|US4359977 *||Jan 2, 1981||Nov 23, 1982||W. C. Heraeus Gmbh||Heater plug for diesel engines|
|US4543469 *||Apr 26, 1982||Sep 24, 1985||Emerson Electric Co.||Grounding arrangement for metal sheathed heating element having a plastic mounting member|
|US4687905 *||Feb 3, 1986||Aug 18, 1987||Emerson Electric Co.||Electric immersion heating element assembly for use with a plastic water heater tank|
|US4900897 *||Nov 21, 1988||Feb 13, 1990||Emerson Electric Co.||Sheathed electric heating element assembly|
|US4926030||Jan 27, 1989||May 15, 1990||E.G.O. Elektro-Gerate Blanc U. Fischer||End piece for tubular heater|
|US5034595||May 9, 1990||Jul 23, 1991||Ogden Manufacturing Co.||Cartridge heater assembly|
|US5247158 *||Jul 17, 1992||Sep 21, 1993||Watlow Electric Manufacturing Company||Electrical heater|
|US5380987 *||Nov 12, 1993||Jan 10, 1995||Uop||Electric heater cold pin insulation|
|US5408579 *||Jun 24, 1992||Apr 18, 1995||Sheathed Heating Elements Limited||Electric element assembly|
|US5459812 *||Sep 16, 1991||Oct 17, 1995||Strix Limited||Immersion heaters including sheet metal heat conduction link|

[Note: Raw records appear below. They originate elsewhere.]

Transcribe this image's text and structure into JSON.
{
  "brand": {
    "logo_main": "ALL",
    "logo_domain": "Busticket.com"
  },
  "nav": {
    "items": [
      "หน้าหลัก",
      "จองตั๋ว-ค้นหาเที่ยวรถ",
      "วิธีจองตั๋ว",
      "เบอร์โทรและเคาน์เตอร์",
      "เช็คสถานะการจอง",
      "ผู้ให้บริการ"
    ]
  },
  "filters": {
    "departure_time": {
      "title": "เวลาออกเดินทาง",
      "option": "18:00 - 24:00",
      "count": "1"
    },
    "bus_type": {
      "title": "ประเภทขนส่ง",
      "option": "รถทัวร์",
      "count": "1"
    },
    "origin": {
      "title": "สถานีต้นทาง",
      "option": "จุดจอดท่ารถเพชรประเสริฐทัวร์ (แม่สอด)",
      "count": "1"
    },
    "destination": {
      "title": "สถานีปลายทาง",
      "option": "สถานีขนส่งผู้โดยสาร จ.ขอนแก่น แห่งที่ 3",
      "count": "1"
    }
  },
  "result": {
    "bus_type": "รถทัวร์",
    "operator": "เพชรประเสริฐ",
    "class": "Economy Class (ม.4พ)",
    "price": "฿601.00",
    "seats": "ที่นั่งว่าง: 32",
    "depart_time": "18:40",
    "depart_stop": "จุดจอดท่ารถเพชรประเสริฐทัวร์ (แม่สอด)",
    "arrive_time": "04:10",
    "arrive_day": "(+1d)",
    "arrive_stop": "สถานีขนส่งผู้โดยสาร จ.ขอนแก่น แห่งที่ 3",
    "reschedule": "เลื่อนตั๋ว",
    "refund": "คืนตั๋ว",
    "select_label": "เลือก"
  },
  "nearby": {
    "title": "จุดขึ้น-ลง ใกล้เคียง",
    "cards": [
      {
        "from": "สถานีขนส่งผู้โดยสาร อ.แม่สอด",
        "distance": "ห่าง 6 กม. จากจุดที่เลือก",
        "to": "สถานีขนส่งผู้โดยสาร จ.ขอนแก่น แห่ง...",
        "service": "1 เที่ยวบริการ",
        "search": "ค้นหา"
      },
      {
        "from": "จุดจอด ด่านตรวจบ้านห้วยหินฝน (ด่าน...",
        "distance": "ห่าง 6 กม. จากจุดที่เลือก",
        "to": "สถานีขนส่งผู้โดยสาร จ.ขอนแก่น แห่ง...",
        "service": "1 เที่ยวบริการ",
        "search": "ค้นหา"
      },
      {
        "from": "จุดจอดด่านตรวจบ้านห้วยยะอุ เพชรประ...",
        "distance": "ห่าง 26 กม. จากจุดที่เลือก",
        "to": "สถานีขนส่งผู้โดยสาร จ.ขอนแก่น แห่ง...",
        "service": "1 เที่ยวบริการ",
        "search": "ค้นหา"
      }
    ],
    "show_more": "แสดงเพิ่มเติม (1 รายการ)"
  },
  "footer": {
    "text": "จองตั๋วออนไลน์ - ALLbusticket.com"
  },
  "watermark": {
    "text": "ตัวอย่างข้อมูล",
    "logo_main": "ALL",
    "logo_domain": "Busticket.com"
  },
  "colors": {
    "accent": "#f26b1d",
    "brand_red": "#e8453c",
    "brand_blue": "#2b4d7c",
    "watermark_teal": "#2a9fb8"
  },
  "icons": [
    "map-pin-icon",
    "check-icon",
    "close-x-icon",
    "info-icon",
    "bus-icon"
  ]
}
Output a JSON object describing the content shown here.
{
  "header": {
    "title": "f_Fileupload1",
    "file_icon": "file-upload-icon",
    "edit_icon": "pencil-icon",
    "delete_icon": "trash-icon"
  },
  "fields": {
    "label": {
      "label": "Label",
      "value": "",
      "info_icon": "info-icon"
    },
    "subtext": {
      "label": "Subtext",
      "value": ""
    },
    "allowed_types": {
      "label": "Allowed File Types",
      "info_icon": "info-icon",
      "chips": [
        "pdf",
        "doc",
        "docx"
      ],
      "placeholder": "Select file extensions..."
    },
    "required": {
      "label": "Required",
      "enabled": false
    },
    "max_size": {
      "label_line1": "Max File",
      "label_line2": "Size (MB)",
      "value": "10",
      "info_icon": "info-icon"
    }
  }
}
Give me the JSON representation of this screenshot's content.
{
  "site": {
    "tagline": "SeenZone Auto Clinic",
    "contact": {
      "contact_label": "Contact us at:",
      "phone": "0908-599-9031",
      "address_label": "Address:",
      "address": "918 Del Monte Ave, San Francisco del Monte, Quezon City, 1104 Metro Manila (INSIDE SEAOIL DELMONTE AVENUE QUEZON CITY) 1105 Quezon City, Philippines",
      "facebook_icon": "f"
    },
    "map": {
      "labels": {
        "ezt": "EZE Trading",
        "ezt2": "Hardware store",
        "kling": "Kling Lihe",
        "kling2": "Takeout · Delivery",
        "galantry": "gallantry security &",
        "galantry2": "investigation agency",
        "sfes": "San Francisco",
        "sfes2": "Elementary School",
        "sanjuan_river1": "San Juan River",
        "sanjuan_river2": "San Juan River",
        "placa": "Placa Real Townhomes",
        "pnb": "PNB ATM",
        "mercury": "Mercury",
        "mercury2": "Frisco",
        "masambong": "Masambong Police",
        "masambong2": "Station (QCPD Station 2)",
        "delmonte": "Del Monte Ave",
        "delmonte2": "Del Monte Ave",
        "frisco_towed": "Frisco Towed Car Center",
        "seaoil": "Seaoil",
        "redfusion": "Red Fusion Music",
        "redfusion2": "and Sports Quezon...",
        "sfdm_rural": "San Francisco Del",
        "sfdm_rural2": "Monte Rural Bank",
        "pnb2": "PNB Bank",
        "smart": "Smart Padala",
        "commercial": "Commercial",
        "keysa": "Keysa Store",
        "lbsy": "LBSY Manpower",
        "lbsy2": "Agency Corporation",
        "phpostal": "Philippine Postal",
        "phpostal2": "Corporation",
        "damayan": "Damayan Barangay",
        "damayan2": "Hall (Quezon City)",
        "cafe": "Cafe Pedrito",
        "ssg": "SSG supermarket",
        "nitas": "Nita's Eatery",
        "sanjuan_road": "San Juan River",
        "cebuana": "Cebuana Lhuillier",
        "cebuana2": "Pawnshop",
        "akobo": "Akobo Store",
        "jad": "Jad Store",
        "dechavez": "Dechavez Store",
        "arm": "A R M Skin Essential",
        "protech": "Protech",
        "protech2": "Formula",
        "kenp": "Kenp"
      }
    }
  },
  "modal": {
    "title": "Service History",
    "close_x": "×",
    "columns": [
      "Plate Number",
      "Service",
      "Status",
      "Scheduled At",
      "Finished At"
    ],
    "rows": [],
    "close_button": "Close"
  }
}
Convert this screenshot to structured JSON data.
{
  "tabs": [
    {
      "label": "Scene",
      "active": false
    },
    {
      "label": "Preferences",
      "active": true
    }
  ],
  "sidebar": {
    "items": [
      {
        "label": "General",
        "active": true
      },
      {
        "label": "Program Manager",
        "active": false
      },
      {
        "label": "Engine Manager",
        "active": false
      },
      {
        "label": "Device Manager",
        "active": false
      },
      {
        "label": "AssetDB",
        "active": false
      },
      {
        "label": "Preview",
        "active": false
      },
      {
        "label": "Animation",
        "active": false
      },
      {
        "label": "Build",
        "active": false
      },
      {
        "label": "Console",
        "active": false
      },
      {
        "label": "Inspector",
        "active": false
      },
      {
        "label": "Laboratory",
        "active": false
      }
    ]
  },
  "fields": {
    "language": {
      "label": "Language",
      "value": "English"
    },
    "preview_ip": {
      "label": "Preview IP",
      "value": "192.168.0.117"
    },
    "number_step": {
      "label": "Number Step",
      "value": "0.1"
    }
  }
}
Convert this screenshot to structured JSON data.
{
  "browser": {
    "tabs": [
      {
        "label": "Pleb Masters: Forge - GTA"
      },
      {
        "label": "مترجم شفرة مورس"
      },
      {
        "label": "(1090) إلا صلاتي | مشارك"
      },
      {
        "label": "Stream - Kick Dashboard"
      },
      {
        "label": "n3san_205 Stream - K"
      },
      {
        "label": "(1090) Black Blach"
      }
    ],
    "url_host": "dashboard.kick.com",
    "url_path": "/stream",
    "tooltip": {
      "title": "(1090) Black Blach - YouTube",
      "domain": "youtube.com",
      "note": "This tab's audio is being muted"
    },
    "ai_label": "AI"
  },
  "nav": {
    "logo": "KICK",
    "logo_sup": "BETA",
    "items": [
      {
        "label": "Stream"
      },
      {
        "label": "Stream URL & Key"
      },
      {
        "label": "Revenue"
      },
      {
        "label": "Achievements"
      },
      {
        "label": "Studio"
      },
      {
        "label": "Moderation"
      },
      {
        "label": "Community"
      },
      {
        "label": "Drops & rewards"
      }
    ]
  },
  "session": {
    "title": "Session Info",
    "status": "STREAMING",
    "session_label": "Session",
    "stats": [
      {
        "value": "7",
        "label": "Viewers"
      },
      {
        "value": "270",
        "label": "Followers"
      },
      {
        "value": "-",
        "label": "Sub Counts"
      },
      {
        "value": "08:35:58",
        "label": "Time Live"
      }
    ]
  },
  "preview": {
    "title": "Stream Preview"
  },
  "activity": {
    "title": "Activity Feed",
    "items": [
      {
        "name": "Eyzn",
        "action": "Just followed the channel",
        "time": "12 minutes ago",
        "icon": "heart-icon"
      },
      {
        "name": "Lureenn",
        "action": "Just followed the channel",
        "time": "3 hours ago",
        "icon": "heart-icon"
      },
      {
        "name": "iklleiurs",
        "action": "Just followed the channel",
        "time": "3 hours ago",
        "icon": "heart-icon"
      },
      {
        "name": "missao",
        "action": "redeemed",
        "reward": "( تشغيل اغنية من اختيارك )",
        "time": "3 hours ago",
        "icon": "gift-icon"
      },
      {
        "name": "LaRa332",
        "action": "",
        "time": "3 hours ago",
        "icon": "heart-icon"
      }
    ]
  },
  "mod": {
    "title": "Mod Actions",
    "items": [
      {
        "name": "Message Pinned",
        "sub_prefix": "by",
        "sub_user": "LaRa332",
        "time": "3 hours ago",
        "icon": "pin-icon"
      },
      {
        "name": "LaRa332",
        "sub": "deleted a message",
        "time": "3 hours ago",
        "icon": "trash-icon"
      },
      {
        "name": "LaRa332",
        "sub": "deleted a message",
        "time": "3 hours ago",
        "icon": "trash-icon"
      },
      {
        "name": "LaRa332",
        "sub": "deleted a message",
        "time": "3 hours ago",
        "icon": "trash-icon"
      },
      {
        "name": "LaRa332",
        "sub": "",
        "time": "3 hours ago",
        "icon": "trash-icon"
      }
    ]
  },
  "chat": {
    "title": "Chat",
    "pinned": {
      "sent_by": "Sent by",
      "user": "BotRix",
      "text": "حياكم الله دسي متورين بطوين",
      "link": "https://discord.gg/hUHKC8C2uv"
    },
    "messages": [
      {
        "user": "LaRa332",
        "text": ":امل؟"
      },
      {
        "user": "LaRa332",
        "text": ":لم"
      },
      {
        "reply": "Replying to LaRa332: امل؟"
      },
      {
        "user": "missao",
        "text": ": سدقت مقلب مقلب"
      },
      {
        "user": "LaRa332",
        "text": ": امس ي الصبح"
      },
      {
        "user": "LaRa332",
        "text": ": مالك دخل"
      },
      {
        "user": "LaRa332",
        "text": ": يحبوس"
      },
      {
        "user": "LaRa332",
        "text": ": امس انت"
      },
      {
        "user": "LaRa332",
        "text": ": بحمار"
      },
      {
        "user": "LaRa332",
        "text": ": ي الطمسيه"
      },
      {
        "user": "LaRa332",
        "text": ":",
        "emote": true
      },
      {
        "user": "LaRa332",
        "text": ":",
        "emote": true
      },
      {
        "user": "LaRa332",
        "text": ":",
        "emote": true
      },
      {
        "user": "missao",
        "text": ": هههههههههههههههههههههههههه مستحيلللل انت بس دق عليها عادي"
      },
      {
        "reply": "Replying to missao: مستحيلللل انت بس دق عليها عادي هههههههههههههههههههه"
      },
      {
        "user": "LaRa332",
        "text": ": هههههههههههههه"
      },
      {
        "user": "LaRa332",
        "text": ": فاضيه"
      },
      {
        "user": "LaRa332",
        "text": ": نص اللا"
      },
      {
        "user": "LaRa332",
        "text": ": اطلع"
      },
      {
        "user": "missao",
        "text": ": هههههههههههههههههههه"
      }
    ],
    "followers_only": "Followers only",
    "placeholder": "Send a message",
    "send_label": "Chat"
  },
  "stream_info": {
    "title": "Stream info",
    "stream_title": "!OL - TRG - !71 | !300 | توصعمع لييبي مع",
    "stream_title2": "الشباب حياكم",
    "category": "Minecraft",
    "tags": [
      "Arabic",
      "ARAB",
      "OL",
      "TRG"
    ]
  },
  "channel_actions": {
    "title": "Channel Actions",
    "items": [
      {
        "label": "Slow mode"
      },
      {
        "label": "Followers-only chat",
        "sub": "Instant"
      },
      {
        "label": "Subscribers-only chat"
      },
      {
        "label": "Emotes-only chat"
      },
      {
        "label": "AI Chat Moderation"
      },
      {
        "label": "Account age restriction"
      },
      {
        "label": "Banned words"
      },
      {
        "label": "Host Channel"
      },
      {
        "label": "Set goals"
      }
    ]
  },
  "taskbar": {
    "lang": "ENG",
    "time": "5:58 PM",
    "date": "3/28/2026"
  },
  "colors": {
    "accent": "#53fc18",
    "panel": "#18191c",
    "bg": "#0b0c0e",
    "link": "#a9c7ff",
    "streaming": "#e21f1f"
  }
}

|US5644835||Sep 9, 1996||Jul 8, 1997||Mold-Masters Limited||Heating element method|
|US5864941||May 22, 1996||Feb 2, 1999||Watlow Electric Manufacturing Company||Heater assembly method|
|US5920135 *||Jun 8, 1998||Jul 6, 1999||Tamagawa Seiki Kabushiki Kaisha||Terminal pin structure of resolver|
|US5978550 *||Feb 10, 1998||Nov 2, 1999||Aquatemp Products Corporation||water heating element with encapsulated bulkhead|
|US6191400||Oct 21, 1999||Feb 20, 2001||Emerson Electric Co.||Metal sheath heating element and method of manufacturing same|
|US6415104 *||Mar 31, 2000||Jul 2, 2002||World Properties, Inc.||Heating elements comprising polybutadiene and polyisoprene based thermosetting compositions|
|US7064303||Dec 23, 2004||Jun 20, 2006||Thermetic Products, Inc.||Tubular heater and method of manufacture|
|US7077198 *||Oct 24, 2002||Jul 18, 2006||Shell Oil Company||In situ recovery from a hydrocarbon containing formation using barriers|
|US7496284 *||Feb 6, 2007||Feb 24, 2009||Bleckmann Gmbh & Co. Kg||Tubular heater with insulating material in the connection end region|
|US20030205560||May 1, 2002||Nov 6, 2003||Desloge George B.||Method and apparatus for splicing tubular heater sections|
|EP0086465A1 *||Feb 11, 1983||Aug 24, 1983||Elpag Ag Chur||Cartridge heater with an overload cut-out|
|U.S. Classification||392/497, 219/546, 219/538|
|International Classification||H05B3/40, H05B3/02|
|Jun 18, 2007||AS||Assignment|
Owner name: EMERSON ELECTRIC CO., MISSOURI
Free format text: ASSIGNMENT OF ASSIGNORS INTEREST;ASSIGNORS:COCKRELL, ROBERT;BARNES, RONALD R.;TAO, RICHARD;AND OTHERS;REEL/FRAME:019443/0285;SIGNING DATES FROM 20070411 TO 20070412
Owner name: EMERSON ELECTRIC CO., MISSOURI
Free format text: ASSIGNMENT OF ASSIGNORS INTEREST;ASSIGNORS:COCKRELL, ROBERT;BARNES, RONALD R.;TAO, RICHARD;AND OTHERS;SIGNING DATES FROM 20070411 TO 20070412;REEL/FRAME:019443/0285
|Dec 19, 2011||AS||Assignment|
Owner name: BACKER EHP INC., TENNESSEE
Free format text: ASSIGNMENT OF ASSIGNORS INTEREST;ASSIGNOR:EMERSON ELECTRIC CO.;REEL/FRAME:027407/0507
Effective date: 20110912
|Nov 7, 2014||FPAY||Fee payment|
Year of fee payment: 4